----- Extracted records -----
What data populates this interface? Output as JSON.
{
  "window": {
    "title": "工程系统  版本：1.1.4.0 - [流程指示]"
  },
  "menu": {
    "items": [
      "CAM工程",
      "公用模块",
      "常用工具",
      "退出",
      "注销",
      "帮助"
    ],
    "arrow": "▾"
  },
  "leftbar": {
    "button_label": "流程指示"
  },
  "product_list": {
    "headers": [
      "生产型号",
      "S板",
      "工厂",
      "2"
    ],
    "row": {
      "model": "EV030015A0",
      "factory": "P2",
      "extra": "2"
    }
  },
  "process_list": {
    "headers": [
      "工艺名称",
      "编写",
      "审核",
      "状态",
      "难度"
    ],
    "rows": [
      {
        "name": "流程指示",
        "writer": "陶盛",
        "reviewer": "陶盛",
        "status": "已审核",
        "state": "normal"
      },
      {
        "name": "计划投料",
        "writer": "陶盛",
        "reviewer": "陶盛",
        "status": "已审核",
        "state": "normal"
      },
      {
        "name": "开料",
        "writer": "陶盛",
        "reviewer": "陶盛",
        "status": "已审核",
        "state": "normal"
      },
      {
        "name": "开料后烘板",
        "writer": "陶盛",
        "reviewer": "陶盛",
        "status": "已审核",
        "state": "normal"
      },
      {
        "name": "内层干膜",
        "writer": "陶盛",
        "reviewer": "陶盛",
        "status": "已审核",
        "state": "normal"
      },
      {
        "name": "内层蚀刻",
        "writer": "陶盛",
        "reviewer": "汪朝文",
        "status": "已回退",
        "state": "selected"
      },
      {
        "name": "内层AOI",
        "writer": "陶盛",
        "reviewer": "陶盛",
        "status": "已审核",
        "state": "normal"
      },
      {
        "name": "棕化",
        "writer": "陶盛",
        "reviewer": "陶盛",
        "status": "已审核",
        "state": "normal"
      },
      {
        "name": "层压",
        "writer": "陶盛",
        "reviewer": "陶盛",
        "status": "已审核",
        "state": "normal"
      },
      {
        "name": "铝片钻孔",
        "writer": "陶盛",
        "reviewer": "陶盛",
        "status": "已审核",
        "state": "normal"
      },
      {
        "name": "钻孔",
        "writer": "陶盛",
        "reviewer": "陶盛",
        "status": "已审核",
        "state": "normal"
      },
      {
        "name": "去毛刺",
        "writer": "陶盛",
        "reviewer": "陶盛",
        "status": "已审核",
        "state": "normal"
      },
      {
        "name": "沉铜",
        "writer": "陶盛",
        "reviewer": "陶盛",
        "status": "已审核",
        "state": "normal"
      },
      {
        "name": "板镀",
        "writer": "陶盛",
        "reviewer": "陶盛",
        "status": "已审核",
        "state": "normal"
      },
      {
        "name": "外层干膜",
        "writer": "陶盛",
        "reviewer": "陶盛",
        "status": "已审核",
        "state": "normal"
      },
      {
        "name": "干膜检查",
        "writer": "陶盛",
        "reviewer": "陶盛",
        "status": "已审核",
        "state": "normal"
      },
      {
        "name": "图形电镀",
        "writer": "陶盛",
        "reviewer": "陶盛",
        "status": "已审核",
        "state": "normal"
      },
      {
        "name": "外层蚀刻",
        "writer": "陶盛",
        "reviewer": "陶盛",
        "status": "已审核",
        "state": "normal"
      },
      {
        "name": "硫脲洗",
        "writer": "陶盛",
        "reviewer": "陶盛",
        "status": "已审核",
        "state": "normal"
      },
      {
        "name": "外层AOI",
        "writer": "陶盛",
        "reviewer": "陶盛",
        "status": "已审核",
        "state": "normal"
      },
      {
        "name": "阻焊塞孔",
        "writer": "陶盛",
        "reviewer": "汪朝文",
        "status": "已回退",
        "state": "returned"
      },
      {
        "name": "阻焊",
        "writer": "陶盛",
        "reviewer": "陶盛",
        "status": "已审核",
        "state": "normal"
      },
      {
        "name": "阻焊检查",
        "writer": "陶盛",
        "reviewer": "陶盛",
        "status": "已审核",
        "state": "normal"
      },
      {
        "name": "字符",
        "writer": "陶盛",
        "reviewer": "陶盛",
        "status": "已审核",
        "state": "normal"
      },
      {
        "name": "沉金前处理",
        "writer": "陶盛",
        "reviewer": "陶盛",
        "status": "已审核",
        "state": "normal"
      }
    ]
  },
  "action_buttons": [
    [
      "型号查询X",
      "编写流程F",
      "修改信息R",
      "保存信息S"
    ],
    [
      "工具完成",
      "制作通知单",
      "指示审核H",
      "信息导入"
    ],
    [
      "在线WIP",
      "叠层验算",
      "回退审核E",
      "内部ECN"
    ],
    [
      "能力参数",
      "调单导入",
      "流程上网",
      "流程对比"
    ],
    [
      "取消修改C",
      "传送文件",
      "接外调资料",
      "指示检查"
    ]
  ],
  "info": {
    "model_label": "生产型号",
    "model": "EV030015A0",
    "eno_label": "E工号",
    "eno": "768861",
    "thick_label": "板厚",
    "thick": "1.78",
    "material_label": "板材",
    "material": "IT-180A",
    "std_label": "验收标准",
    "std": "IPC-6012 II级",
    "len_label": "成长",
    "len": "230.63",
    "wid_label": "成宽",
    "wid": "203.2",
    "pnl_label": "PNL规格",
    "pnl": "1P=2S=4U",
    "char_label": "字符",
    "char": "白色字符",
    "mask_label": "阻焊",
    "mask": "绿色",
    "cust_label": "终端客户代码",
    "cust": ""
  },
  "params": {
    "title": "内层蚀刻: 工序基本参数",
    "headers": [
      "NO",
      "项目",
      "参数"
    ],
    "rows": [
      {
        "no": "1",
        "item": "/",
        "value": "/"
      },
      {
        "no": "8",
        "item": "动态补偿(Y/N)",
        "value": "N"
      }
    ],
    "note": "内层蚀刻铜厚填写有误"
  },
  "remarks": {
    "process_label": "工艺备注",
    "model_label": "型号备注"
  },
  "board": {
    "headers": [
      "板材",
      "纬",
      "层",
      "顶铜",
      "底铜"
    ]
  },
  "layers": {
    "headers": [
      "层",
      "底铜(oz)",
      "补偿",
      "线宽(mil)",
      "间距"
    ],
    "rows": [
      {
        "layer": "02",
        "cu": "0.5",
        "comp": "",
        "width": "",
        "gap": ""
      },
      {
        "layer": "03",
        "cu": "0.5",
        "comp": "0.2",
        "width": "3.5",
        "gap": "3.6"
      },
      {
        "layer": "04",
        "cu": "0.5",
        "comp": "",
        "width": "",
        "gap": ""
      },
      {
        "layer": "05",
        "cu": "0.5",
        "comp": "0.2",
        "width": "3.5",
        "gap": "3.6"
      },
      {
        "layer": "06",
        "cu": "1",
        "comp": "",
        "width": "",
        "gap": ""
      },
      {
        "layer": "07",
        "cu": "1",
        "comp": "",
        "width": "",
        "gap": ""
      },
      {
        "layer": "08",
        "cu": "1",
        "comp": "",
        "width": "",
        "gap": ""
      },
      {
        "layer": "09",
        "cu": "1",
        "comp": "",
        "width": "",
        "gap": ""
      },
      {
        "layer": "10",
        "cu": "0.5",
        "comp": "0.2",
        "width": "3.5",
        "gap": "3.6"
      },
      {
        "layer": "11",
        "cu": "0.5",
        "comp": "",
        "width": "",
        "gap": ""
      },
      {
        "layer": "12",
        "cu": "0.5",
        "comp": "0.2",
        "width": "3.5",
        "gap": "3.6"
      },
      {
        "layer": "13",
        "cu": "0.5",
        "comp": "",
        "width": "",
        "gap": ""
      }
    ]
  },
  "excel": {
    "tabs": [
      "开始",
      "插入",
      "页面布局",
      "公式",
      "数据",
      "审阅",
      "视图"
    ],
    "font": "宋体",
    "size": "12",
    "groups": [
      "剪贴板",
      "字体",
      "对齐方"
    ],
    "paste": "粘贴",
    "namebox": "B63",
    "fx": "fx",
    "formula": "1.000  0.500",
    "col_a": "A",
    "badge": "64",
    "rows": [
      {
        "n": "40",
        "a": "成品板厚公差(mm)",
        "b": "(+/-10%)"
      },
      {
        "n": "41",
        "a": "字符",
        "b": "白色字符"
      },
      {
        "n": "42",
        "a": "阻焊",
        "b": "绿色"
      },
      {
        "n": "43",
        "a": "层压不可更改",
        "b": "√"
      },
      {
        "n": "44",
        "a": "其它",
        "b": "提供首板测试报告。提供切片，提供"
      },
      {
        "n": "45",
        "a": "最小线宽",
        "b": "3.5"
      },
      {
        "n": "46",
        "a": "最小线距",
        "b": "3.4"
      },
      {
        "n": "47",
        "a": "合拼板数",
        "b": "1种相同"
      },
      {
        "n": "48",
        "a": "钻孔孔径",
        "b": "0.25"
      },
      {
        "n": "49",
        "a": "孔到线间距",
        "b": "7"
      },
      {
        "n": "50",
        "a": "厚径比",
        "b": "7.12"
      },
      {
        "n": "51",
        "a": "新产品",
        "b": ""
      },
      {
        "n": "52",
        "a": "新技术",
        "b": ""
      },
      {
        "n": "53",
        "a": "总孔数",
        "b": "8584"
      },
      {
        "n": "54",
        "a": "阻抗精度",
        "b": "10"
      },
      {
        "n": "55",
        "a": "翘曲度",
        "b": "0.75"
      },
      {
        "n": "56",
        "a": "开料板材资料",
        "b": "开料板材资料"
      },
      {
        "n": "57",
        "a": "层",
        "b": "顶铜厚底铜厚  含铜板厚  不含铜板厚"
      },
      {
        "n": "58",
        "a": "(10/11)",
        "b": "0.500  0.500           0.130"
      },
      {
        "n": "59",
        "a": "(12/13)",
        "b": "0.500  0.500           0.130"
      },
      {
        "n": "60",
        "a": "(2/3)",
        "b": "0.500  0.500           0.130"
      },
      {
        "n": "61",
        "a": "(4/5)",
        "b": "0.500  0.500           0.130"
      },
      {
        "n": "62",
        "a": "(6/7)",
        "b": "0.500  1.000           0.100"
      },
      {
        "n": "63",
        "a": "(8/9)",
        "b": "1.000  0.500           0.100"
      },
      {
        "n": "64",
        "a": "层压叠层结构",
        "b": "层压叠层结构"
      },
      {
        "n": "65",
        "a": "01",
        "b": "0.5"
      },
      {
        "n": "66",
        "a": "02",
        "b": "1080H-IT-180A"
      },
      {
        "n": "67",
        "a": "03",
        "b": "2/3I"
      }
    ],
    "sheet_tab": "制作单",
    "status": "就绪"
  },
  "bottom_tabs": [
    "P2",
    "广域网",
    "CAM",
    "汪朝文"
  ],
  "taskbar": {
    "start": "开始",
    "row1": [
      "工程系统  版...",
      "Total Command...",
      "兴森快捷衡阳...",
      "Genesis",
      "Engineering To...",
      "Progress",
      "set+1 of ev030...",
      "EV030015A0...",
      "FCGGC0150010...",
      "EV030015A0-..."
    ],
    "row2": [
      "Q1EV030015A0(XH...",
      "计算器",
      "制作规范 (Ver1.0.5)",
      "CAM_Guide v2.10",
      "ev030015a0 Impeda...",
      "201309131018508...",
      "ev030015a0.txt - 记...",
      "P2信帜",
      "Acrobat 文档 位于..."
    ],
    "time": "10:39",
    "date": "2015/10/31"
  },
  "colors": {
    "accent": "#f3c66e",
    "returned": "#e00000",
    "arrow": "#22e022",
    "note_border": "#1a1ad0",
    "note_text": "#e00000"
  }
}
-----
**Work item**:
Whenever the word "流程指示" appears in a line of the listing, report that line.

**Exercise response**:
    "title": "工程系统  版本：1.1.4.0 - [流程指示]"
    "button_label": "流程指示"
        "name": "流程指示",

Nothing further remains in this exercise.